There is wine vinegar, balsamic vinegar, and then there is aceto balsamico tradizionale from Modena. Modena is a town in the Italian region of Emilia-Romagna. The sports car enthusiasts know that they make Ferrari and Maserati here. For the gastronomic connoisseur, however, Modena is the town with the unique balsamico tradizionale.
Why is it unique? We visited Acetaia del Cristo in Modena to find out. Del Cristo is a family farm and the biggest producer of balsamico tradizionale in Modena. But being big in this context doesn’t mean that you produce a lot. 250 producers in Modena produce the traditional balsamic vinegar. Every year these producers sell in total 10,000 litres (2641 gals). Del Cristo sells 1000 litres (264 gals) every year. “We have a high cost of production, but we get a truly unique product”, says Valentina Dondé at Del Cristo.
Understandably, it will cost you some money to buy it. But you use it sparingly. Your bottle of 100 millilitres (3.38 oz), which is the only size it is ever sold in, will not empty rapidly.
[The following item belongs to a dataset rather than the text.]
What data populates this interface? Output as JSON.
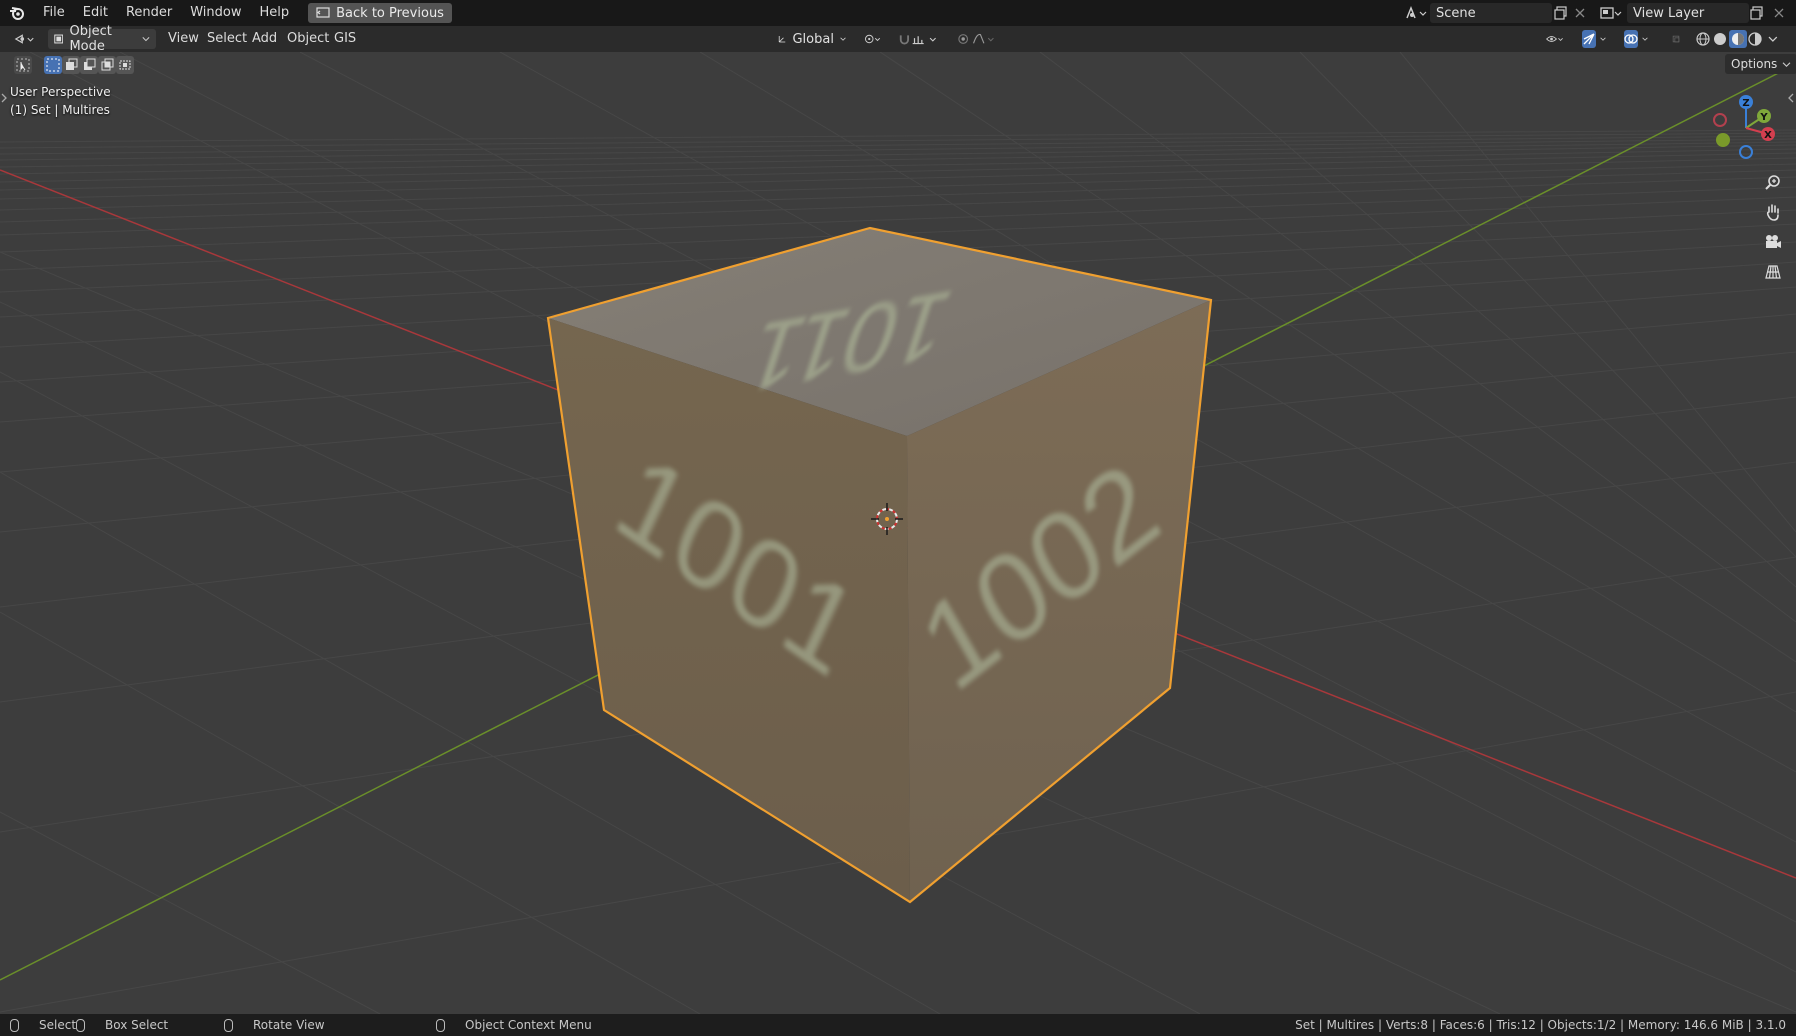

What you need most when you make a balsamico tradizionale, is patience. The process takes time. That is one of the things that make it so unique. There is only one ingredient, grape juice. “We cook it, ferment it and age it a minimum of 12 years. That’s it,” says Valentina. It sounds easy, but during these 12 years, and 25 for the “extra-old”, the balsamico needs to be supervised.
Del Cristo uses Trebbiano di Spagna and Lambrusco, typical grapes of the Modena region. The family grows the grapes organically, and they only use their own grapes. They are harvested at good ripeness, with a lot of sugar. Directly after harvest, they are pressed. The grape juice is cooled down so that the fermentation doesn’t start. It is kept for a few days to get rid of impurities.
The next step is cooking the must at 185 degrees F (85C) for 6 to 7 hours. The juice will lose 50% in volume through evaporation and thus double the quantity of sugar by volume. The result will be a sweet and acidic product. The must is cooled down and moved to concrete tanks where the alcoholic fermentation will start naturally. “It will be an easy fermentation”, says Valentina, “we have yeast in the air.” It will take around one month to reach 10-11% of alcohol. The wine is then moved to other tanks where it will remain for four months.
In February they move the wine to barrels in the attic which is the historical ageing place for balsamico tradizionale. The seasons will influence the balsamico: hot summers, cold winters, humidity, temperature difference. The barrels are filled to three quarters only, so air enters freely. Now the second transformation will happen. The alcohol will turn into acetic acid by a particular micro-organism, the acetic bacteria. Acetic acid is the main component in vinegar.
Then the long ageing in groups of casks of different sizes, called batteria, starts. Del Cristo has 2000 wooden barrels, in six different sizes from 70 litres down to 15 litres. As the quantity in the bigger barrels diminishes through evaporation, the balsamico is moved to a smaller barrel. When the time comes, after a minimum of 12 years and more than 25 years for the extra old, the balsamico is bottled from the final and smallest barrel in the batteria.
Del Christo bottles only 10 % of their production each year, 1000 litres. Once a year, the biggest barrel in the batteria is topped up with the new harvest.
The long ageing gives Modena’s traditional balsamic vinegar its unique taste. The combination of lively acidity, sweetness, smoothness and concentration of flavours is exceptional. It has a syrupy texture, a hallmark of the product. You add a drop on your plate, and it stays a drop. Use it with aged parmesan, from the neighbouring village of Parma, or with strawberries and vanilla ice cream. You can add a few drops on your ravioli or your lamb chops. Or on a risotto. Just remember, always add the traditional balsamico the last thing you do before serving and don’t use it to make a salad dressing.
Aceto Balsamico Tradizionale di Modena is a protected denomination for the balsamic vinegar with its own DOP, denominazione di origine protetta. The next best thing is the Aceto Balsamico di Modena IGP which also must come from the Modena region. It is much less expensive, but it is a totally different product. It is partially made from cooked grape must but with the addition of wine vinegar and caramel colour. And with less ageing. Mass market balsamico vinegar will be wine vinegar with added concentrated grape must and caramel colour. Crema di Balsamico also has a thickening agent added.
From Acetaia Del Cristo’s online shop you can buy a bottle of the 12-year-old for 65 euro and the 25-year-old for 110 euro. Always, and only, in 100-millilitre bottles (3.38 oz). And remember, tradizionale is the keyword.